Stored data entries
⟨

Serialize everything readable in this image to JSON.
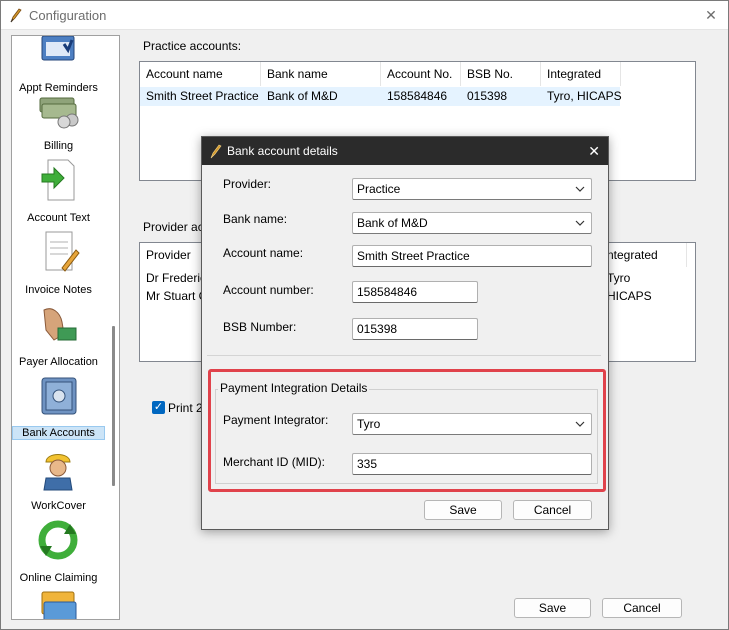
{
  "window": {
    "title": "Configuration",
    "close_glyph": "✕"
  },
  "sidebar": {
    "items": [
      {
        "label": "Appt Reminders",
        "icon": "calendar-icon"
      },
      {
        "label": "Billing",
        "icon": "money-stack-icon"
      },
      {
        "label": "Account Text",
        "icon": "document-arrow-icon"
      },
      {
        "label": "Invoice Notes",
        "icon": "notepad-pencil-icon"
      },
      {
        "label": "Payer Allocation",
        "icon": "hand-card-icon"
      },
      {
        "label": "Bank Accounts",
        "icon": "safe-icon",
        "selected": true
      },
      {
        "label": "WorkCover",
        "icon": "worker-icon"
      },
      {
        "label": "Online Claiming",
        "icon": "recycle-arrows-icon"
      }
    ]
  },
  "practice_accounts": {
    "label": "Practice accounts:",
    "columns": [
      "Account name",
      "Bank name",
      "Account No.",
      "BSB No.",
      "Integrated"
    ],
    "rows": [
      [
        "Smith Street Practice",
        "Bank of M&D",
        "158584846",
        "015398",
        "Tyro, HICAPS"
      ]
    ]
  },
  "provider_accounts": {
    "label_visible": "Provider acc",
    "columns_visible": [
      "Provider",
      "ntegrated"
    ],
    "rows_visible": [
      {
        "provider": "Dr Frederick",
        "integrated": "Tyro"
      },
      {
        "provider": "Mr Stuart G",
        "integrated": "HICAPS"
      }
    ]
  },
  "print_checkbox": {
    "label": "Print 2",
    "checked": true,
    "check_glyph": "✓"
  },
  "buttons": {
    "save": "Save",
    "cancel": "Cancel"
  },
  "dialog": {
    "title": "Bank account details",
    "close_glyph": "✕",
    "fields": {
      "provider": {
        "label": "Provider:",
        "value": "Practice"
      },
      "bank_name": {
        "label": "Bank name:",
        "value": "Bank of M&D"
      },
      "account_name": {
        "label": "Account name:",
        "value": "Smith Street Practice"
      },
      "account_number": {
        "label": "Account number:",
        "value": "158584846"
      },
      "bsb_number": {
        "label": "BSB Number:",
        "value": "015398"
      }
    },
    "payment_group": {
      "title": "Payment Integration Details",
      "integrator": {
        "label": "Payment Integrator:",
        "value": "Tyro"
      },
      "merchant_id": {
        "label": "Merchant ID (MID):",
        "value": "335"
      }
    },
    "buttons": {
      "save": "Save",
      "cancel": "Cancel"
    }
  },
  "colors": {
    "highlight": "#e0424b",
    "dialog_titlebar": "#2b2b2b",
    "selection": "#cce4f7",
    "checkbox": "#0067c0"
  }
}
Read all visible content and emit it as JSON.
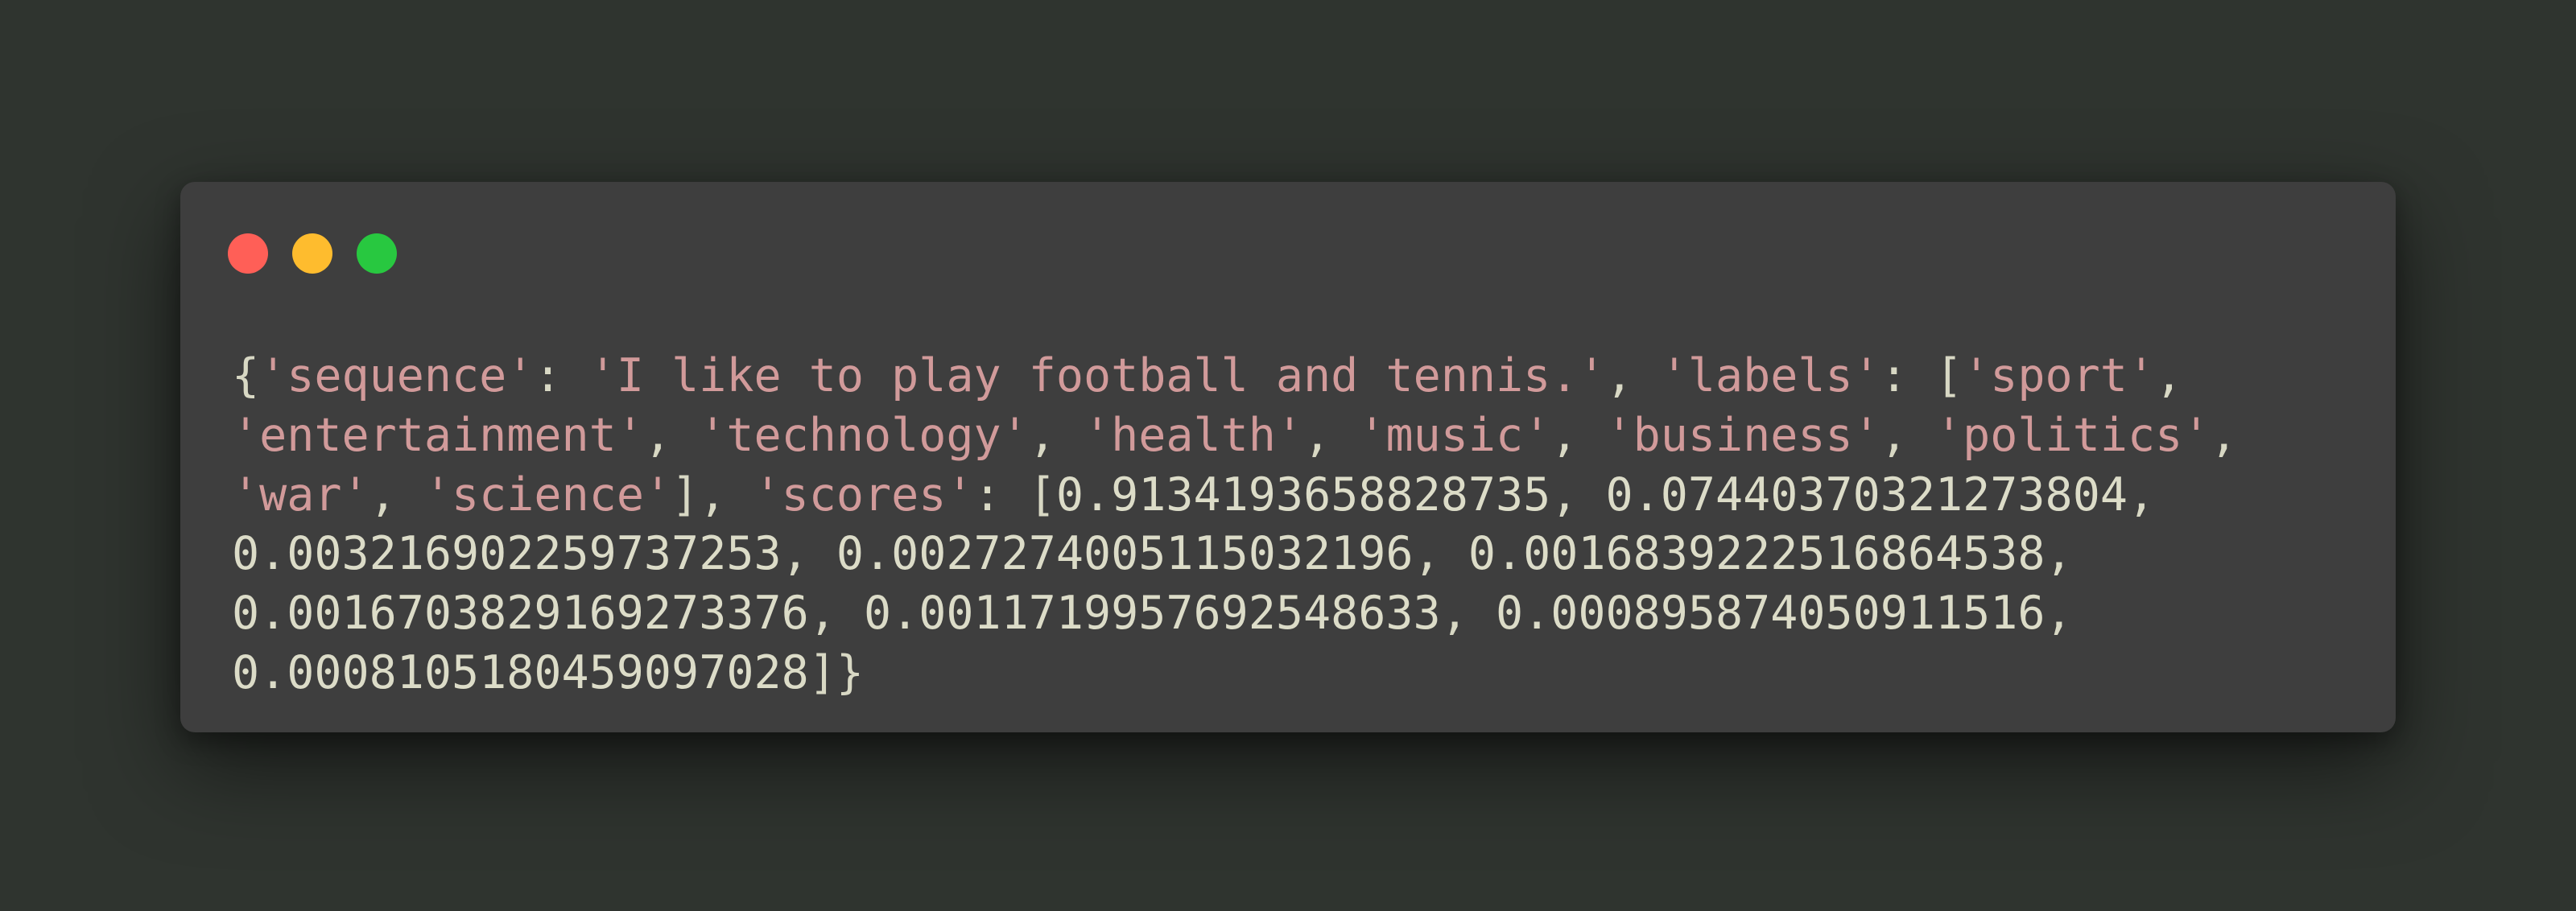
{
  "window": {
    "buttons": {
      "close_color": "#ff5f57",
      "minimize_color": "#febc2e",
      "maximize_color": "#28c840"
    }
  },
  "code": {
    "lines": [
      [
        {
          "t": "p",
          "v": "{"
        },
        {
          "t": "s",
          "v": "'sequence'"
        },
        {
          "t": "p",
          "v": ": "
        },
        {
          "t": "s",
          "v": "'I like to play football and tennis.'"
        },
        {
          "t": "p",
          "v": ", "
        },
        {
          "t": "s",
          "v": "'labels'"
        },
        {
          "t": "p",
          "v": ": ["
        },
        {
          "t": "s",
          "v": "'sport'"
        },
        {
          "t": "p",
          "v": ","
        }
      ],
      [
        {
          "t": "s",
          "v": "'entertainment'"
        },
        {
          "t": "p",
          "v": ", "
        },
        {
          "t": "s",
          "v": "'technology'"
        },
        {
          "t": "p",
          "v": ", "
        },
        {
          "t": "s",
          "v": "'health'"
        },
        {
          "t": "p",
          "v": ", "
        },
        {
          "t": "s",
          "v": "'music'"
        },
        {
          "t": "p",
          "v": ", "
        },
        {
          "t": "s",
          "v": "'business'"
        },
        {
          "t": "p",
          "v": ", "
        },
        {
          "t": "s",
          "v": "'politics'"
        },
        {
          "t": "p",
          "v": ","
        }
      ],
      [
        {
          "t": "s",
          "v": "'war'"
        },
        {
          "t": "p",
          "v": ", "
        },
        {
          "t": "s",
          "v": "'science'"
        },
        {
          "t": "p",
          "v": "], "
        },
        {
          "t": "s",
          "v": "'scores'"
        },
        {
          "t": "p",
          "v": ": ["
        },
        {
          "t": "n",
          "v": "0.9134193658828735"
        },
        {
          "t": "p",
          "v": ", "
        },
        {
          "t": "n",
          "v": "0.07440370321273804"
        },
        {
          "t": "p",
          "v": ","
        }
      ],
      [
        {
          "t": "n",
          "v": "0.003216902259737253"
        },
        {
          "t": "p",
          "v": ", "
        },
        {
          "t": "n",
          "v": "0.0027274005115032196"
        },
        {
          "t": "p",
          "v": ", "
        },
        {
          "t": "n",
          "v": "0.0016839222516864538"
        },
        {
          "t": "p",
          "v": ","
        }
      ],
      [
        {
          "t": "n",
          "v": "0.0016703829169273376"
        },
        {
          "t": "p",
          "v": ", "
        },
        {
          "t": "n",
          "v": "0.0011719957692548633"
        },
        {
          "t": "p",
          "v": ", "
        },
        {
          "t": "n",
          "v": "0.0008958740509115 16"
        },
        {
          "t": "p",
          "v": ","
        }
      ],
      [
        {
          "t": "n",
          "v": "0.0008105180459097028"
        },
        {
          "t": "p",
          "v": "]}"
        }
      ]
    ]
  }
}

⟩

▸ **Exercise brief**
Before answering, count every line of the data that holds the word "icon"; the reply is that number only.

▸ **Your response**
8